(ACTIVITY):
In this material, which lines include the string "Edge"? Show them.

(EXTRACTED DATA):
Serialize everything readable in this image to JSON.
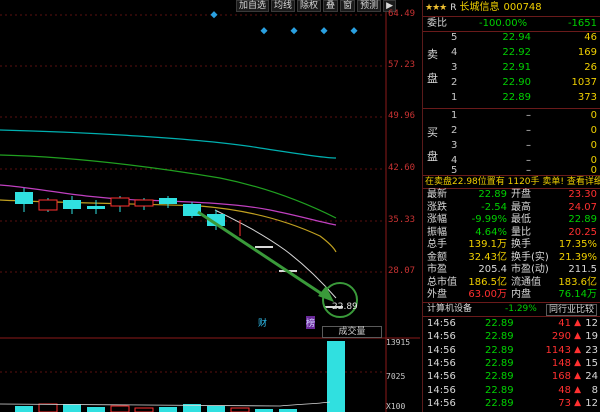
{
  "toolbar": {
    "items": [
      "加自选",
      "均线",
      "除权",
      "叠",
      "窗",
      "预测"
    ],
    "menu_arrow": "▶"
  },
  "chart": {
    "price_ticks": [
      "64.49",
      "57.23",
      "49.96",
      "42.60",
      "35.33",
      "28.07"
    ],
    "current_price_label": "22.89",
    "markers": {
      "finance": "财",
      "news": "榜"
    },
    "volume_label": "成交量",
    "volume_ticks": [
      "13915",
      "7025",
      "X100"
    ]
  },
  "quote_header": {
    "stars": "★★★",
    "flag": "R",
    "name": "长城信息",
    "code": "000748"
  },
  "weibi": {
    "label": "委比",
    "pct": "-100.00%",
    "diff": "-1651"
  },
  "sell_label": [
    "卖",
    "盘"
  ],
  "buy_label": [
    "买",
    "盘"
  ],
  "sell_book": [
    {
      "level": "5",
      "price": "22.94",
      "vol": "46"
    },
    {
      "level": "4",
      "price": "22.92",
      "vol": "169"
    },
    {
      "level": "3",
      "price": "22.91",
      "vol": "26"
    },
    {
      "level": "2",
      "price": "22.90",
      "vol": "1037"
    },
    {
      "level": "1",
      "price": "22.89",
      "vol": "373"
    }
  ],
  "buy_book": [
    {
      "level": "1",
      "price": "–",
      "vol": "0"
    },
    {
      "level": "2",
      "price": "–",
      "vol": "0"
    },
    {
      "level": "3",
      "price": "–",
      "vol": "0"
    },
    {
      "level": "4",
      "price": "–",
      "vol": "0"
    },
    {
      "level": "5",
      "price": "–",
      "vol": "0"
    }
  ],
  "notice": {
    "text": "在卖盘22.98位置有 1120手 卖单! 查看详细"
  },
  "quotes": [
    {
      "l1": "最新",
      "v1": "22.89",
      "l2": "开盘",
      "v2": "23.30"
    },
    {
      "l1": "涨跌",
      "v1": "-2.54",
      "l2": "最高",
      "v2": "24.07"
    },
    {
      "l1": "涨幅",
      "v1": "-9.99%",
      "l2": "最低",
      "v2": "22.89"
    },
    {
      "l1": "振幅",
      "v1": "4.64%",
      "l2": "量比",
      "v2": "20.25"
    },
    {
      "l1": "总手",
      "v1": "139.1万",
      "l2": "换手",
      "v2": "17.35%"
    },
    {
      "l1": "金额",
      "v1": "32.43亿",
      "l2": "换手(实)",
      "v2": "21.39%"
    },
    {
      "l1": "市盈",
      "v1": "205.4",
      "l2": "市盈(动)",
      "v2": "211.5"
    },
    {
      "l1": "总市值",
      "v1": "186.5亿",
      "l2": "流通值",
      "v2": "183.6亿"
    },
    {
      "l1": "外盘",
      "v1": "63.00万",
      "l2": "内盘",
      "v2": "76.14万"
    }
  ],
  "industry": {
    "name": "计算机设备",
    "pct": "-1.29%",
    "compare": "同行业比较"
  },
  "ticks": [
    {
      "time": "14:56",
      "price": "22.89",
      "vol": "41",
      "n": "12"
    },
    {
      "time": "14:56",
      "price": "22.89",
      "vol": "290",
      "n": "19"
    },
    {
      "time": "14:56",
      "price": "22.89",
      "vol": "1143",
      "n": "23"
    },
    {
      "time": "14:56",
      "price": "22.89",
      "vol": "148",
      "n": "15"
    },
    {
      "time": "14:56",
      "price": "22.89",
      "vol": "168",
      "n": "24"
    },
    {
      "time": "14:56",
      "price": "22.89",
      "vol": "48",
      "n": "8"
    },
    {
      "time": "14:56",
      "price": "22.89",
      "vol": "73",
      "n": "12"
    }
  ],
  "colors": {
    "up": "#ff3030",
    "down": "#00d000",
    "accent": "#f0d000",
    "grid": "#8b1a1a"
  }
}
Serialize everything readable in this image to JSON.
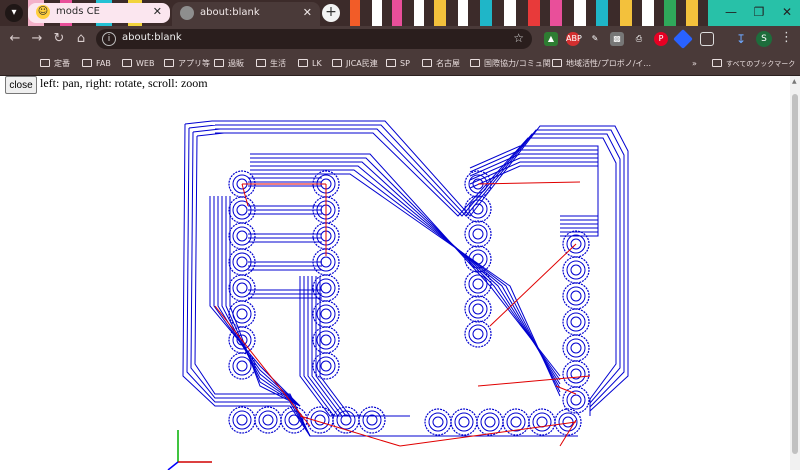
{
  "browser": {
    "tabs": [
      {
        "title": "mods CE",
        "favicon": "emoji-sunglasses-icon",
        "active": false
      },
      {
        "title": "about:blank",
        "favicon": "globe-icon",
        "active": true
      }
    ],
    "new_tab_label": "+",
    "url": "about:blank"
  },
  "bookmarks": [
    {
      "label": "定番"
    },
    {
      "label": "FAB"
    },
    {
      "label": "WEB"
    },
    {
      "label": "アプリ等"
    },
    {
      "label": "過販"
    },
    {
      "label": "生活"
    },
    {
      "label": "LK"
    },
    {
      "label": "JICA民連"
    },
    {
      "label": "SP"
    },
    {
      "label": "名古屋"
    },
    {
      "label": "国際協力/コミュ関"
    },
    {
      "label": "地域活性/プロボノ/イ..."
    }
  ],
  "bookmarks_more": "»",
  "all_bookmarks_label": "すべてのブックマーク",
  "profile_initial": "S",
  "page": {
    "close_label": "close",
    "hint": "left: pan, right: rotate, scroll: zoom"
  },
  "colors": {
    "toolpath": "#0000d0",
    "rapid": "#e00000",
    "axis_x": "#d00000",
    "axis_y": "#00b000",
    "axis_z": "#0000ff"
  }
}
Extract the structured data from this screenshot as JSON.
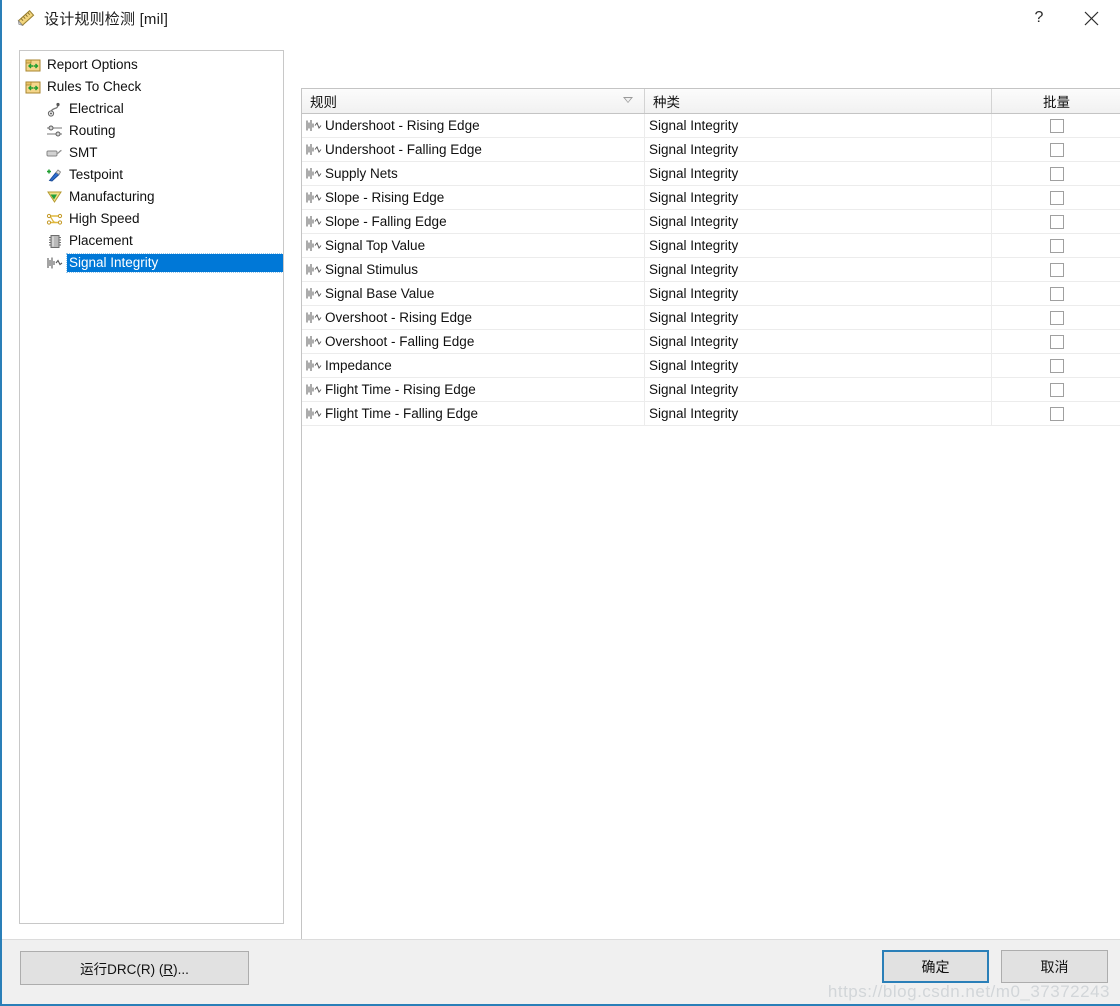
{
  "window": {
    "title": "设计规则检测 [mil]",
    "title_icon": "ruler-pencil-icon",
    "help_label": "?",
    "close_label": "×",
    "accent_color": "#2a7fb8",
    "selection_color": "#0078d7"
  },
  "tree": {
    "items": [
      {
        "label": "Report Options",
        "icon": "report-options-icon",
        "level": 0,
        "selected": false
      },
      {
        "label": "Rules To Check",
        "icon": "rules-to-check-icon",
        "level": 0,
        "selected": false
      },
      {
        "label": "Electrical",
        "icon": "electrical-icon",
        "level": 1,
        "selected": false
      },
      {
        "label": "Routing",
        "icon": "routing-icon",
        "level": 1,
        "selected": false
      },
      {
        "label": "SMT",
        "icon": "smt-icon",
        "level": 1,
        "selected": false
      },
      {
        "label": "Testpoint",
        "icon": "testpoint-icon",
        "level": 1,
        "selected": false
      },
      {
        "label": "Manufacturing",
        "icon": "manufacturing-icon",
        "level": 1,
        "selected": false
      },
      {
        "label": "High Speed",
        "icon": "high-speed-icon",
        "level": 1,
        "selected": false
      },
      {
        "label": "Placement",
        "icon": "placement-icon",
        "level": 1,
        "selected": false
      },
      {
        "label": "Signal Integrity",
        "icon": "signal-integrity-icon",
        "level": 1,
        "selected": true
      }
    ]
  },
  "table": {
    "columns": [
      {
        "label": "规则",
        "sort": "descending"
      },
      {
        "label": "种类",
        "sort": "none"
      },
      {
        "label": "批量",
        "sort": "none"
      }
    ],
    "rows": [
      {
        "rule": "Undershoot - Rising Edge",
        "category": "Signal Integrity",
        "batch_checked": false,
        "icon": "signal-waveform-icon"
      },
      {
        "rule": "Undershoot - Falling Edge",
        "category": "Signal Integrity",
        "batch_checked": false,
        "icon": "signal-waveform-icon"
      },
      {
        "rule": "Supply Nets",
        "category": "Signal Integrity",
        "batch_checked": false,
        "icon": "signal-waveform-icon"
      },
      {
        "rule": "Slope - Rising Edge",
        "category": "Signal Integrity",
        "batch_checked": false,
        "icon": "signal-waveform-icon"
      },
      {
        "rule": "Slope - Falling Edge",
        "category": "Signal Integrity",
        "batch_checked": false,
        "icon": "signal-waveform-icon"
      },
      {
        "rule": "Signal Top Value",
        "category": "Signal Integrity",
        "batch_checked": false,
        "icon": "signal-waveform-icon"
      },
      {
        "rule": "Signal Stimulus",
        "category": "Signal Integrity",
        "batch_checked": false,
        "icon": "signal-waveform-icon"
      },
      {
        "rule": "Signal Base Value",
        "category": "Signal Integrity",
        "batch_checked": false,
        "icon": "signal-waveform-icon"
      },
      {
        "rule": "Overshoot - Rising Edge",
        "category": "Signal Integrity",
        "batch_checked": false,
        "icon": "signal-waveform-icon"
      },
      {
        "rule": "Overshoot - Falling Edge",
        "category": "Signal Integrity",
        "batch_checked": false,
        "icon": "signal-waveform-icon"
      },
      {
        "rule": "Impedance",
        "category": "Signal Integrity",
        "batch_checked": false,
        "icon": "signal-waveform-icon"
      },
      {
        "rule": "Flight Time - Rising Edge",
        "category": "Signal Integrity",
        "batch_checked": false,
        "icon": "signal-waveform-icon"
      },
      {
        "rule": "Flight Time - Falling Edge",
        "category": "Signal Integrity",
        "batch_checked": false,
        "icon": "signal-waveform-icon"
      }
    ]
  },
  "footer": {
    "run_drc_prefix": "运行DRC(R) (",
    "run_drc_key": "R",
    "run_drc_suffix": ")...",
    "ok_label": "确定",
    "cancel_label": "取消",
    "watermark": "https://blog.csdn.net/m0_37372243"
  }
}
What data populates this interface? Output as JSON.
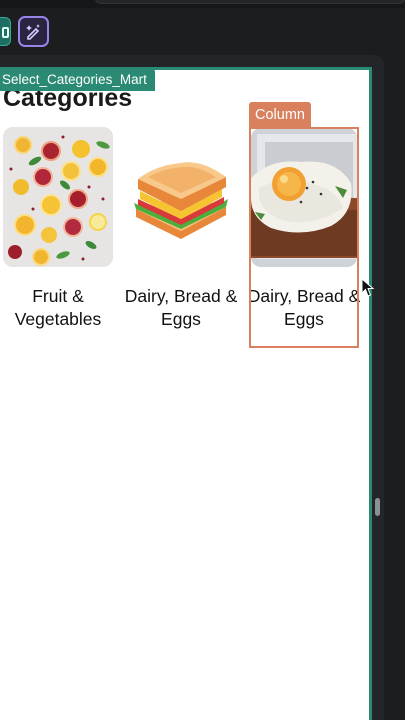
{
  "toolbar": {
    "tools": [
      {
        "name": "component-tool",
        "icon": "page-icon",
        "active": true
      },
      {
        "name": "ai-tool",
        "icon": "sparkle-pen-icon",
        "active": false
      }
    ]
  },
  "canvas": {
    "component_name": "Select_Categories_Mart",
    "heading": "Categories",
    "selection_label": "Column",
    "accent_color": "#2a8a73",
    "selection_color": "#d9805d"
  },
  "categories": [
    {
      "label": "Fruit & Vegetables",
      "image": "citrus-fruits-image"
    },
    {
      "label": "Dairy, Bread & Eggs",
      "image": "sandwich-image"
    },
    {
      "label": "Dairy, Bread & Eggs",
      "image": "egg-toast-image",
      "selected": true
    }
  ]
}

(WRITTEN SOLUTION):
        "rule": "Undershoot - Rising Edge",
        "rule": "Undershoot - Falling Edge",
        "rule": "Slope - Rising Edge",
        "rule": "Slope - Falling Edge",
        "rule": "Overshoot - Rising Edge",
        "rule": "Overshoot - Falling Edge",
        "rule": "Flight Time - Rising Edge",
        "rule": "Flight Time - Falling Edge",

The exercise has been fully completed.